Basic Business Question
Kind of Model
|1.||What||What inventory of things needs to be managed to support business activity?||structural model (e.g., concept model, data model)|
|2.||How||How do transforms of things in business activity need to take place to add value?||process model|
|3.||Where||Where does business activity occur?||network model|
|4.||Who||Who collaborates with whom to undertake business activity?||interaction model (e.g., organizational chart, use case)|
|5.||When||When does business activity take place?||temporal model (e.g., schedule, event model, milestone model)|
|6.||Why||Why are results of business activity deemed appropriate or not?||strategy model (e.g., Policy Charter, constraint model)|
- Your metrics will largely focus on process productivity (e.g., throughput, bottlenecks, latency), rather than strategic goals and alerts centered on external risks. E-suite executives tend to be much more focused on the latter.
- Your mindset will be procedural, rather than declarative, which can cause you to embed business rules in process flows rather than externalize them. As a result your process models will be unnecessarily complex and your overall solutions un-agile.
- You approach will fall woefully short in addressing the intellectual capital that underlies your processes.

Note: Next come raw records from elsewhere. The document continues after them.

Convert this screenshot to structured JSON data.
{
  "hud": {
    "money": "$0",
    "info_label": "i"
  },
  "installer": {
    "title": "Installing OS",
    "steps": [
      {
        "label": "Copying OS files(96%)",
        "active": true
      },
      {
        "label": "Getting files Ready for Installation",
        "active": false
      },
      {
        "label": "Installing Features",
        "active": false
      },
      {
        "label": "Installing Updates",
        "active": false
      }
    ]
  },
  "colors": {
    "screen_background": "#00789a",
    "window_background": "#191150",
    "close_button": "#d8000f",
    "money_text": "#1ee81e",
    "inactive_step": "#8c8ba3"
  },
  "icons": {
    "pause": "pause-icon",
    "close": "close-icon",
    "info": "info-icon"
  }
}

Such operation business knowledge ranges from simple meta-data, to the business logic that underlies operational business decisions.
- Ensuring the quality of meta-data.
- Demonstrating compliance based actual rules, rather than the artifacts and effects that IT systems produce.
- Retaining, teaching and repurposing intellectual capital.
Tags: BPM, business capability, business processes, compliance, intellectual capital, knowledge economy, metadata, processes, white-collar, white-collar processes, Zachman, Zachman Architecture Framework